(PROVIDED RECORDS begins)

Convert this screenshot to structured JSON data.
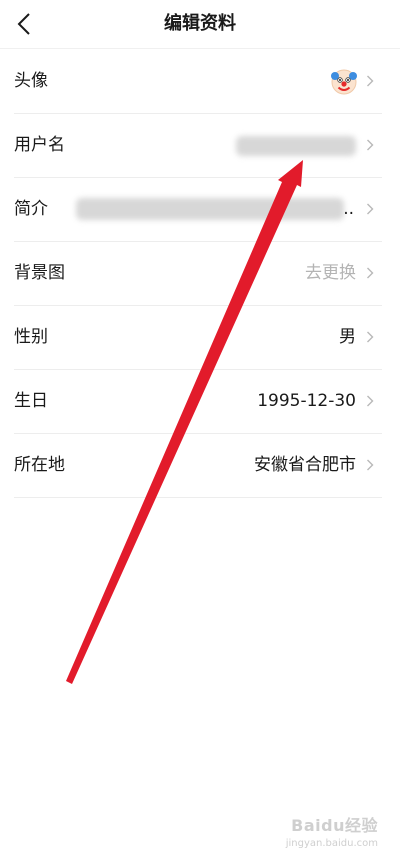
{
  "header": {
    "title": "编辑资料",
    "back_icon": "chevron-left-icon"
  },
  "rows": {
    "avatar": {
      "label": "头像",
      "icon": "clown-face-icon"
    },
    "username": {
      "label": "用户名"
    },
    "bio": {
      "label": "简介",
      "ellipsis": ".."
    },
    "background": {
      "label": "背景图",
      "value": "去更换"
    },
    "gender": {
      "label": "性别",
      "value": "男"
    },
    "birthday": {
      "label": "生日",
      "value": "1995-12-30"
    },
    "location": {
      "label": "所在地",
      "value": "安徽省合肥市"
    }
  },
  "overlay": {
    "arrow_color": "#e21b2b",
    "watermark_logo": "Baidu经验",
    "watermark_url": "jingyan.baidu.com"
  }
}
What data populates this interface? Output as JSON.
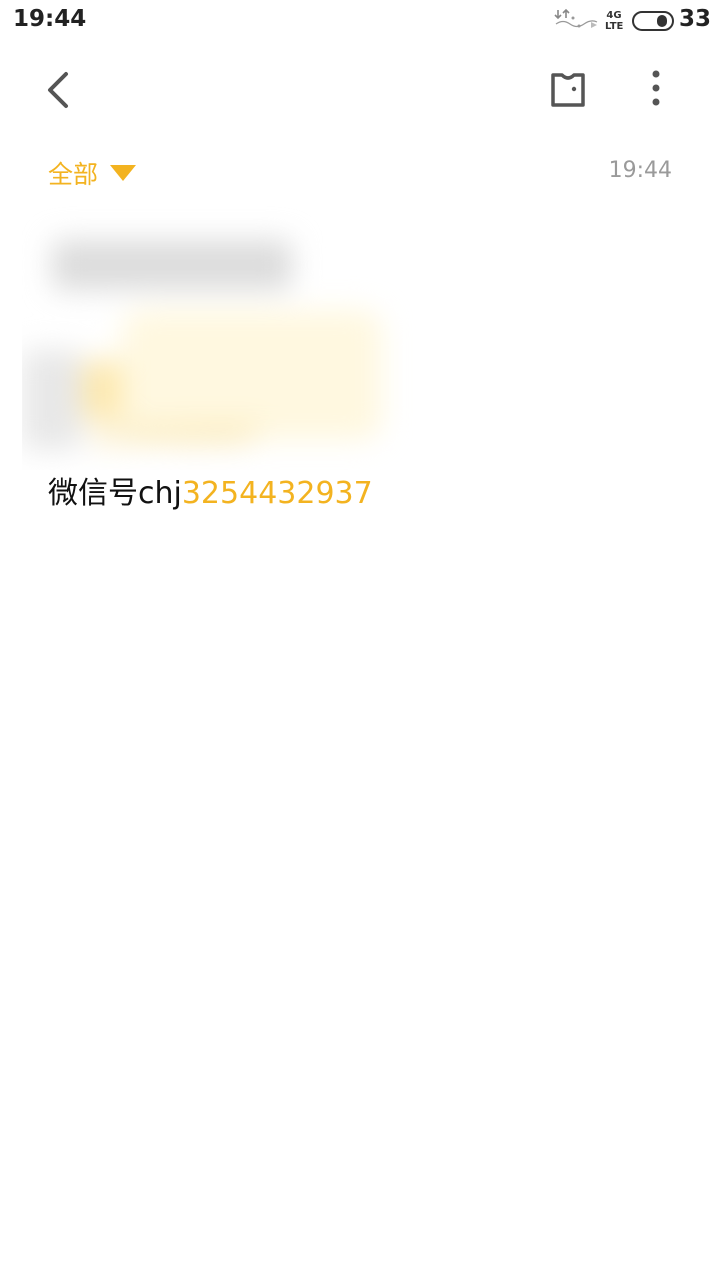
{
  "status_bar": {
    "time": "19:44",
    "network_top": "4G",
    "network_bottom": "LTE",
    "battery_level": "33"
  },
  "toolbar": {
    "back_icon": "chevron-left-icon",
    "tag_icon": "tag-icon",
    "more_icon": "more-vertical-icon"
  },
  "note": {
    "category": "全部",
    "time": "19:44",
    "text_prefix": "微信号chj",
    "link_number": "3254432937",
    "image_faded_text": "3254432937"
  },
  "colors": {
    "accent": "#f3b320",
    "time_gray": "#9a9a9a",
    "text": "#111111"
  }
}
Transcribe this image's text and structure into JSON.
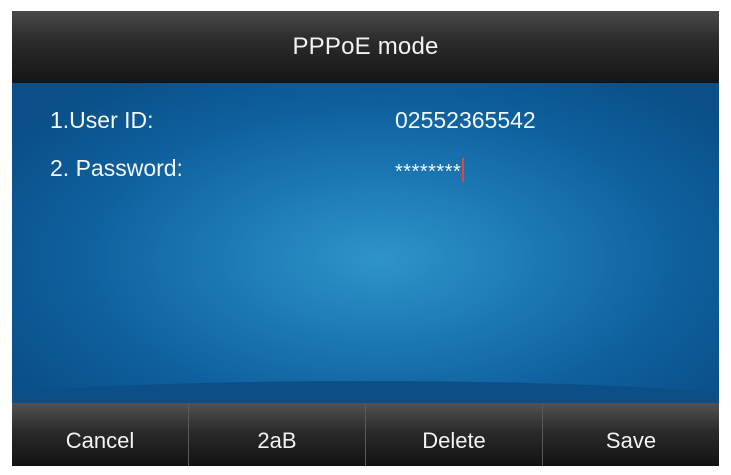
{
  "title": "PPPoE mode",
  "fields": [
    {
      "label": "1.User ID:",
      "value": "02552365542"
    },
    {
      "label": "2. Password:",
      "value": "********"
    }
  ],
  "softkeys": [
    "Cancel",
    "2aB",
    "Delete",
    "Save"
  ],
  "colors": {
    "screen_background": "#1b77b3",
    "bar_background": "#2c2c2c",
    "text": "#f4f7fb",
    "cursor": "#e0483a"
  }
}
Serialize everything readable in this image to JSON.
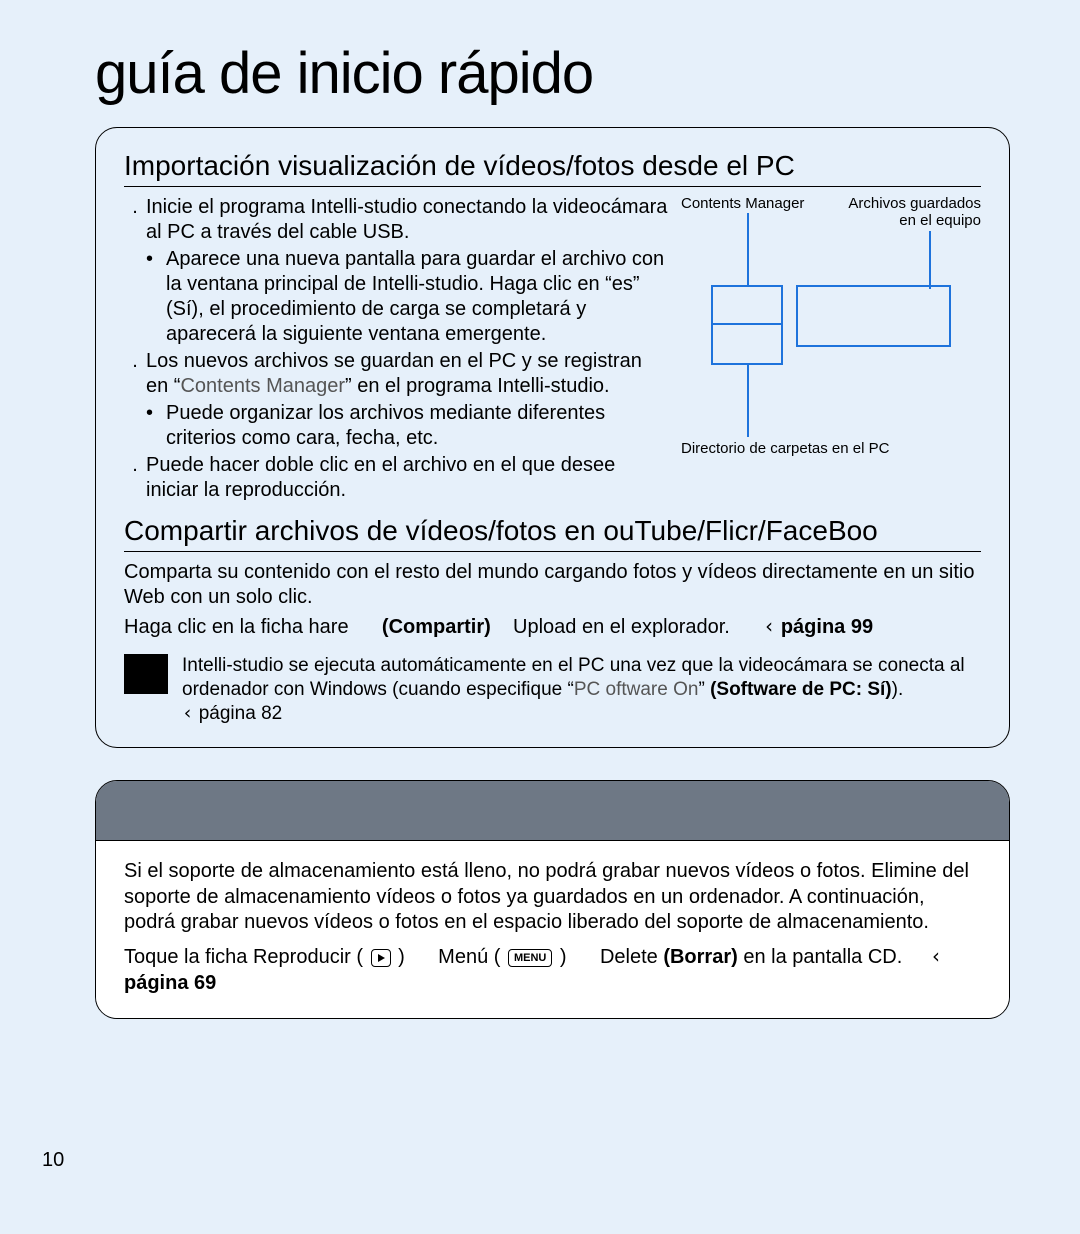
{
  "page_title": "guía de inicio rápido",
  "page_number": "10",
  "section1": {
    "heading": "Importación  visualización de vídeos/fotos desde el PC",
    "step1": "Inicie el programa Intelli-studio conectando la videocámara al PC a través del cable USB.",
    "step1_sub": "Aparece una nueva pantalla para guardar el archivo con la ventana principal de Intelli-studio. Haga clic en “es” (Sí), el procedimiento de carga se completará y aparecerá la siguiente ventana emergente.",
    "step2_a": "Los nuevos archivos se guardan en el PC y se registran en “",
    "step2_cm": "Contents Manager",
    "step2_b": "” en el programa Intelli-studio.",
    "step2_sub": "Puede organizar los archivos mediante diferentes criterios como cara, fecha, etc.",
    "step3": "Puede hacer doble clic en el archivo en el que desee iniciar la reproducción.",
    "diagram": {
      "contents_label": "Contents Manager",
      "saved_label": "Archivos guardados en el equipo",
      "dir_label": "Directorio de carpetas en el PC"
    }
  },
  "section2": {
    "heading": "Compartir archivos de vídeos/fotos en ouTube/Flicr/FaceBoo",
    "intro": "Comparta su contenido con el resto del mundo cargando fotos y vídeos directamente en un sitio Web con un solo clic.",
    "line_a": "Haga clic en la ficha hare",
    "line_b": "(Compartir)",
    "line_c": "Upload en el explorador.",
    "line_ref": "página 99",
    "note_a": "Intelli-studio se ejecuta automáticamente en el PC una vez que la videocámara se conecta al ordenador con Windows (cuando especifique “",
    "note_q": "PC oftware On",
    "note_b": "” ",
    "note_bold": "(Software de PC: Sí)",
    "note_c": ").",
    "note_ref": "página 82"
  },
  "lower": {
    "para": "Si el soporte de almacenamiento está lleno, no podrá grabar nuevos vídeos o fotos. Elimine del soporte de almacenamiento vídeos o fotos ya guardados en un ordenador. A continuación, podrá grabar nuevos vídeos o fotos en el espacio liberado del soporte de almacenamiento.",
    "line_a": "Toque la ficha Reproducir (",
    "line_b": ")",
    "line_c": "Menú (",
    "menu_label": "MENU",
    "line_d": ")",
    "line_e": "Delete ",
    "line_bold": "(Borrar)",
    "line_f": " en la pantalla CD.",
    "line_ref": "página 69"
  }
}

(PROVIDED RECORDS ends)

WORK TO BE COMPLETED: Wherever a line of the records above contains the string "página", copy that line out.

ANSWER TO THIS PROBLEM:
    "line_ref": "página 99",
    "note_ref": "página 82"
    "line_ref": "página 69"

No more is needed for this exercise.